A nine-year-old boy with half a heart is in desperate need of a new one so he can realise his dream of growing up to become a DOCTOR.
Little Henry Bromberg was born with hypo-plastic left heart syndrome, a rare condition which means only one side of his heart functions.
The poorly youngster, dubbed ‘half a heart Henry’, spends most of his days in hospital, can no longer go to school and has stopped growing because of his deteriorating health.
Experts have said that if a donor cannot be found to give him a replacement heart, Henry will die.
He understands the seriousness of his condition but despite his tragic circumstances, the ambitious lad is an unwavering optimist.
In his short lifetime, he has undergone a staggering 38 operations, including three open heart surgeries, and relies on 24 different types of medication every day.
But instead of putting him off hospitals, his ill health has served as an inspiration – and bright Henry, who has high-functioning autism, has decided he wants to be a doctor.
However, to realise his dream of saving other people’s lives, the kind-hearted primary school pupil needs a stroke of luck to save his own life first.
In a desperate bid to find a new heart for their little boy, Henry’s parents, Robert, 60, and Laura, 50, are appealing for people to sign the NHS organ donor register.

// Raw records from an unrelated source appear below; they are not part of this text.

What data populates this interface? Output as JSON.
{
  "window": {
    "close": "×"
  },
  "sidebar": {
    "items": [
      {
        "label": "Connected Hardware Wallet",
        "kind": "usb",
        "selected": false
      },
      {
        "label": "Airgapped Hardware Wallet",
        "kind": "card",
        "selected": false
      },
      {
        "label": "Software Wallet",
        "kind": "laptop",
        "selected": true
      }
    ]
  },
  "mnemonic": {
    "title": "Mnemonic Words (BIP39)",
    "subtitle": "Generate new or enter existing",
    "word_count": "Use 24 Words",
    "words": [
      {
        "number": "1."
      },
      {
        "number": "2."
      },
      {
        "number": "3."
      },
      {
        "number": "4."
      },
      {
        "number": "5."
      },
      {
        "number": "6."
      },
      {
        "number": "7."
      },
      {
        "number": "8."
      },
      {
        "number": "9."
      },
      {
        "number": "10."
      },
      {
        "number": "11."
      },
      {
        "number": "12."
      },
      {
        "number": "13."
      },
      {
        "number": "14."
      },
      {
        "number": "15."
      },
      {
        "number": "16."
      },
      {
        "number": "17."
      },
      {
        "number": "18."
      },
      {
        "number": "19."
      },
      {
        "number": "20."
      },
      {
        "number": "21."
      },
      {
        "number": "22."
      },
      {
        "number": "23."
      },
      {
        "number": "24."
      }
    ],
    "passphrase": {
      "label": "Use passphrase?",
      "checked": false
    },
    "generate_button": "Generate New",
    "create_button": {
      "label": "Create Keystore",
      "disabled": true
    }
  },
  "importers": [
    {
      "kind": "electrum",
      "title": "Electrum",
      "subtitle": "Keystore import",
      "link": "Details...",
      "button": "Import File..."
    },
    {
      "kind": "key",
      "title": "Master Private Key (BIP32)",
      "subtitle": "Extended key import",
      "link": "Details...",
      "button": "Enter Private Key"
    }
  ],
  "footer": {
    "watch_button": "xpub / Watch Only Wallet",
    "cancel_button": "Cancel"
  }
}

Laura, a former headteacher turned charity director, of Deerhurst, Gloucestershire, said: “He is an incredibly bright boy, but he has never know what normal life is like.
“He can’t run or play sports because he gets short of breath, he isn’t allowed to fly and he can’t see his friends because he could pick up an infection.
“He doesn’t even know what it is like to go to the fridge to pour a glass of milk because the amount of fluid he can drink is very restricted.
“Even though he understands everything going on with his illness, he is always happy and positive.
“One of his proudest moments was climbing up part of Mont Blanc – something a little boy with only half a heart shouldn’t be able to do. He has a huge bucket list.
“At the moment, one of the main things is that he would love to become a doctor so he can save lives like his doctors have helped him.
“For him to have a new heart would be amazing. It would be beyond a dream come true for us all.”
Henry’s heart problems were first detected when Laura went in for her 20-week scan, which revealed he had just one ventricle when he should have two.
Doctors warned her and Robert that their son’s condition was ‘incompatible with life’ and were given the option to abort – but they chose to give him a chance.
The couple were told that Henry would need to undergo three rounds of surgery, the first of which he had at six weeks and the second of which he had aged six months.
He was due to undergo a third round at the age of four, just before he started school, but was unable to because he suffered a brain abscess – a one in a million chance.
Laura, who is now a regional director for an education charity, said: “He wants to be a neurologist because a wonderful neurologist operated on him and saved his life.
“He was put on a ward with other sick children and sadly some of his friends died from brain tumours. He got it into his head at a very young age that he wanted to fix them.
“He tells us he has already got the cure for brain tumours but he isn’t going to tell anybody yet. He will share it with the world at a later date.”
Tragically, the brain abscess meant that Henry’s third heart operation had to be delayed for a year – and when he finally had it done, it was ineffective.
Since then, he has battled infection after infection. His heart has struggled on, but it has got to the point where doctors can do no more for him, Laura said.
He is currently on the list for a heart transplant along with dozens of other poorly children, but new organs don’t become available very often.
“Henry’s heart hasn’t got very much oomph left in it,” said Laura.
“Sadly, there is a desperate shortage of organs. We have to wait and watch Henry deteriorate until he has to live in hospital and hope he doesn’t die.
“It is so important that people register. It is so much easier to make that decision yourself.”
Dad Robert, who is a retired headteacher, added: “He will die without a heart soon. The time span is unknown but in the next two or three years he has no chance.
“He’s not growing any more because his heart’s not able. All of the children in his school who used to be shorter than him have all overtaken him.
“But he’s a very bright young man and he’s got passions. He thinks about when he will be able to run about and play with the other kids and always talks about the future.
“There is nothing more tragic than a young person dying, but sadly there are not enough hearts to go around.”
To register as a donor, visit: https://www.organdonation.nhs.uk/register-to-donate/